* LISTED RECORDS *
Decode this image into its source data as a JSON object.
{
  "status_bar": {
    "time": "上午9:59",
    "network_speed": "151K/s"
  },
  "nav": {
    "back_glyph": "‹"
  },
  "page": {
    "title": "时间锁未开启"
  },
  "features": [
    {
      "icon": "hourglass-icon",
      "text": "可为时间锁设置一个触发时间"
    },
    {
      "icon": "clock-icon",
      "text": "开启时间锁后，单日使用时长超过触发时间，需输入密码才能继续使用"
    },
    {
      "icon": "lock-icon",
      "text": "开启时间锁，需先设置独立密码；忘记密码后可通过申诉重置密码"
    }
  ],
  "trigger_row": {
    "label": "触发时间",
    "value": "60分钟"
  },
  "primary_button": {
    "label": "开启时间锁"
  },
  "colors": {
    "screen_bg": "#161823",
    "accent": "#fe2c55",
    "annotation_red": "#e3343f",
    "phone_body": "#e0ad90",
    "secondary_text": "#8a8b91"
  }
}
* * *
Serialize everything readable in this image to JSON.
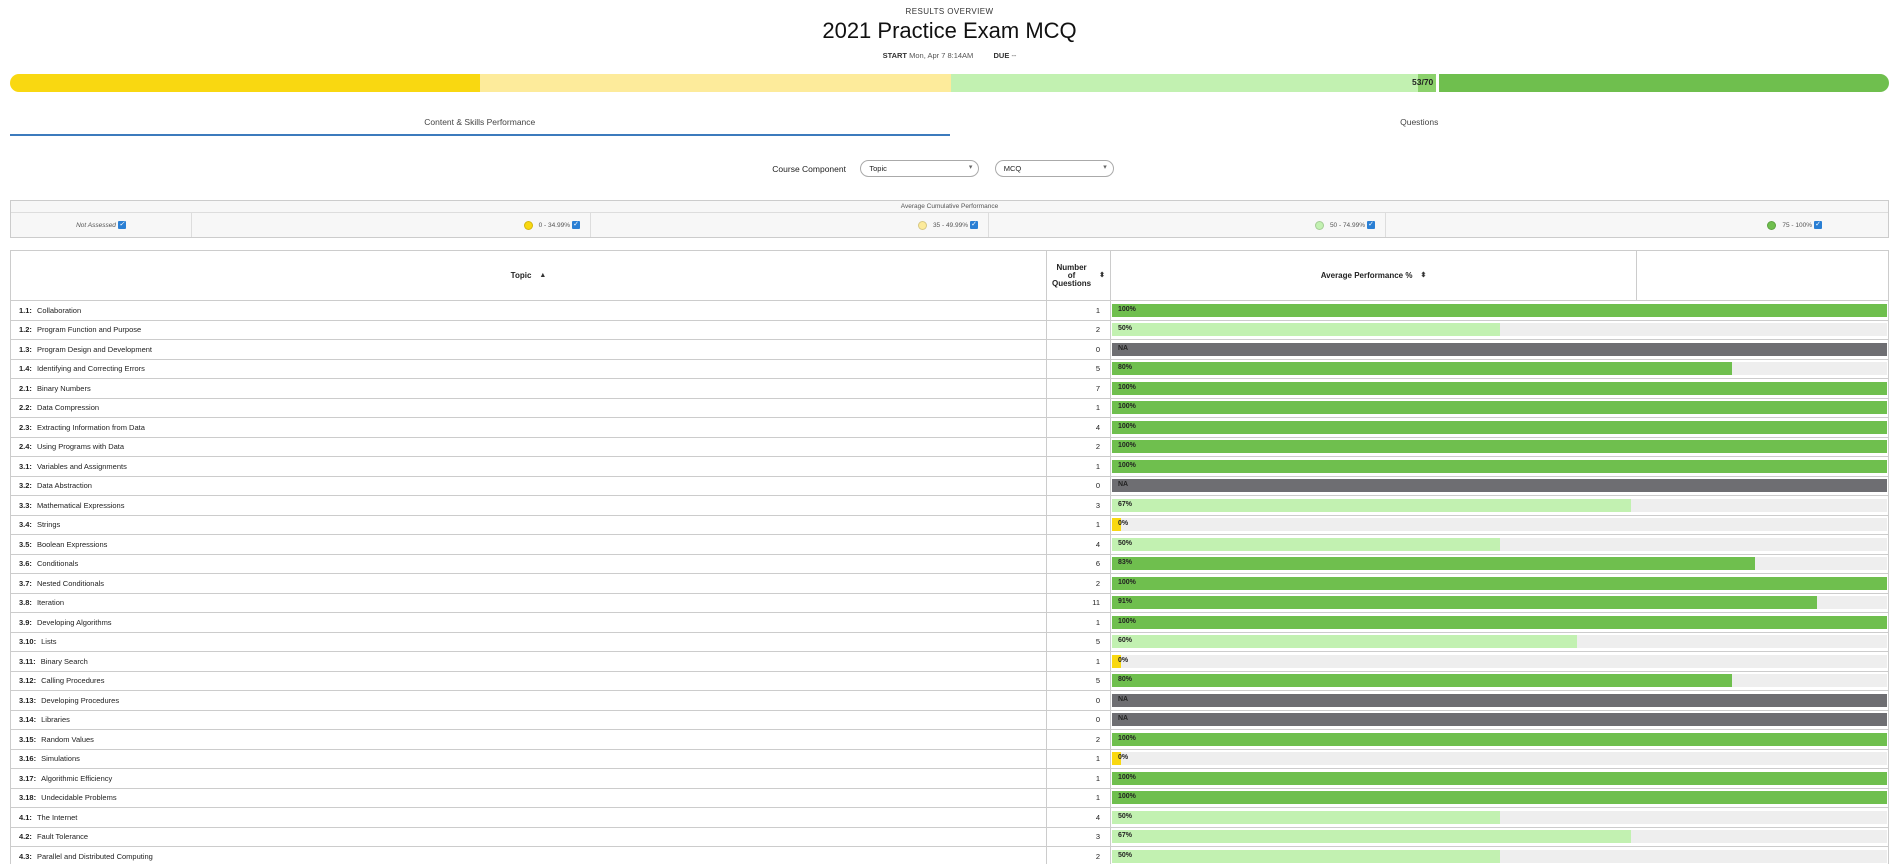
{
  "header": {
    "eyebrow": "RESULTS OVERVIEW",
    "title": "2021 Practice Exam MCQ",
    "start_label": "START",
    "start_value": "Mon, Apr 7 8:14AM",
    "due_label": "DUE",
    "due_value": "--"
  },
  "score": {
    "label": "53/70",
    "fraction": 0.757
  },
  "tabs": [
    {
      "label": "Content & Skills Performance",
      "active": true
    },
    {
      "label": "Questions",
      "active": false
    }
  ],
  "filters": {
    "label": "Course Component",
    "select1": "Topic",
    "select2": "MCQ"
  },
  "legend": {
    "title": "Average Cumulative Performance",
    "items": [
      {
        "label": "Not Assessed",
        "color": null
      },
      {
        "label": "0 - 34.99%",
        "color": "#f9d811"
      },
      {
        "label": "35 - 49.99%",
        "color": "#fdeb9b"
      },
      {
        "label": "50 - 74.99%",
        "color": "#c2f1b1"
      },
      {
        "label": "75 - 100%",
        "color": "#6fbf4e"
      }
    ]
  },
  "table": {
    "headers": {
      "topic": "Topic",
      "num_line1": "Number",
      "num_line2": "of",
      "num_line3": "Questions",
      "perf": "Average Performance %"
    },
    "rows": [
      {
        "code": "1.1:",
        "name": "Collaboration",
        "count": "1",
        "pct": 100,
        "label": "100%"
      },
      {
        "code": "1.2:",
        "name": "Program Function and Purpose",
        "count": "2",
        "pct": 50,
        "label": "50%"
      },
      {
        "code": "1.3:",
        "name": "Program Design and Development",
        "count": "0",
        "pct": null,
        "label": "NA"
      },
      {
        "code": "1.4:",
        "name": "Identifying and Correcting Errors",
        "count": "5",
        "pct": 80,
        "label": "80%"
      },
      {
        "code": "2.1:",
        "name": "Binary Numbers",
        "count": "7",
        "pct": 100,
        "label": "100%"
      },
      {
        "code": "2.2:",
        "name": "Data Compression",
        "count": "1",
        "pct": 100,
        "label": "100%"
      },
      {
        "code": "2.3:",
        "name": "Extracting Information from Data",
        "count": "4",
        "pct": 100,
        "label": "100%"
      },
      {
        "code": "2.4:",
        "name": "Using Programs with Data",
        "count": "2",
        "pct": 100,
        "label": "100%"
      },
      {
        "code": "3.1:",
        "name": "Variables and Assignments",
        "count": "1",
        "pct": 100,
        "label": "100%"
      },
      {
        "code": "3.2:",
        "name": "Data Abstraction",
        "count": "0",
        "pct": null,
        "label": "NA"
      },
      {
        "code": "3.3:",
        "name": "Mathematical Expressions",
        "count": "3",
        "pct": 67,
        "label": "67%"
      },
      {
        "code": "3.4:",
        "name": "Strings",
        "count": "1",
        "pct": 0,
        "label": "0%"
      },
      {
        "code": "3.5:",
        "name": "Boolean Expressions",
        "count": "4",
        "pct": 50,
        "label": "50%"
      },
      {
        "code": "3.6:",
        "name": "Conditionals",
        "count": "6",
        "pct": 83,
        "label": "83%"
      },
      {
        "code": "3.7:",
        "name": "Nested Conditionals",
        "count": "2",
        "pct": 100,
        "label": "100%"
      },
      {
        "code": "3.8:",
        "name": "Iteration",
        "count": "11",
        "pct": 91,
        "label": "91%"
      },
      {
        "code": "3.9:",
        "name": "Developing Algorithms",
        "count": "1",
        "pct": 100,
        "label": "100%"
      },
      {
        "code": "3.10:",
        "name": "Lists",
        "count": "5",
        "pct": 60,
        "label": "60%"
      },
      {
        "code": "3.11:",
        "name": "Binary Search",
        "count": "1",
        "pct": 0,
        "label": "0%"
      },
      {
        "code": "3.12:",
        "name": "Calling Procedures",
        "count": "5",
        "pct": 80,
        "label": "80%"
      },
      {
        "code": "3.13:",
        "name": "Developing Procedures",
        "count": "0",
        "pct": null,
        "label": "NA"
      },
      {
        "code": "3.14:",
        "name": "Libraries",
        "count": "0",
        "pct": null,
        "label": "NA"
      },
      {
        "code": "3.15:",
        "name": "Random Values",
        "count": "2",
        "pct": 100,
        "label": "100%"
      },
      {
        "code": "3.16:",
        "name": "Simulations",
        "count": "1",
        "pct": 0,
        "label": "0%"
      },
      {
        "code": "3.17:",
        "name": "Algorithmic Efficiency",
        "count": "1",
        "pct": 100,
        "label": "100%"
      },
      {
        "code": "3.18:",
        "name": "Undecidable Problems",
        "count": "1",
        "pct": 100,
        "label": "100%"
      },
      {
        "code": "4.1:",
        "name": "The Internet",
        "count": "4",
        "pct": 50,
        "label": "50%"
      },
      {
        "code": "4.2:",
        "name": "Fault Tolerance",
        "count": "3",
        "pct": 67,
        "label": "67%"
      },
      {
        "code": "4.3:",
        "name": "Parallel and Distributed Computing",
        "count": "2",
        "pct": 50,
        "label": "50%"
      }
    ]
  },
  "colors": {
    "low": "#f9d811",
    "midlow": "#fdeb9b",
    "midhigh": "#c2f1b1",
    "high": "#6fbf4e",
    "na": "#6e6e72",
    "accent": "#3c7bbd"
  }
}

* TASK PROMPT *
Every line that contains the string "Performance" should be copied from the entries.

* ANSWER SECTION *
      "label": "Content & Skills Performance",
    "title": "Average Cumulative Performance",
      "perf": "Average Performance %"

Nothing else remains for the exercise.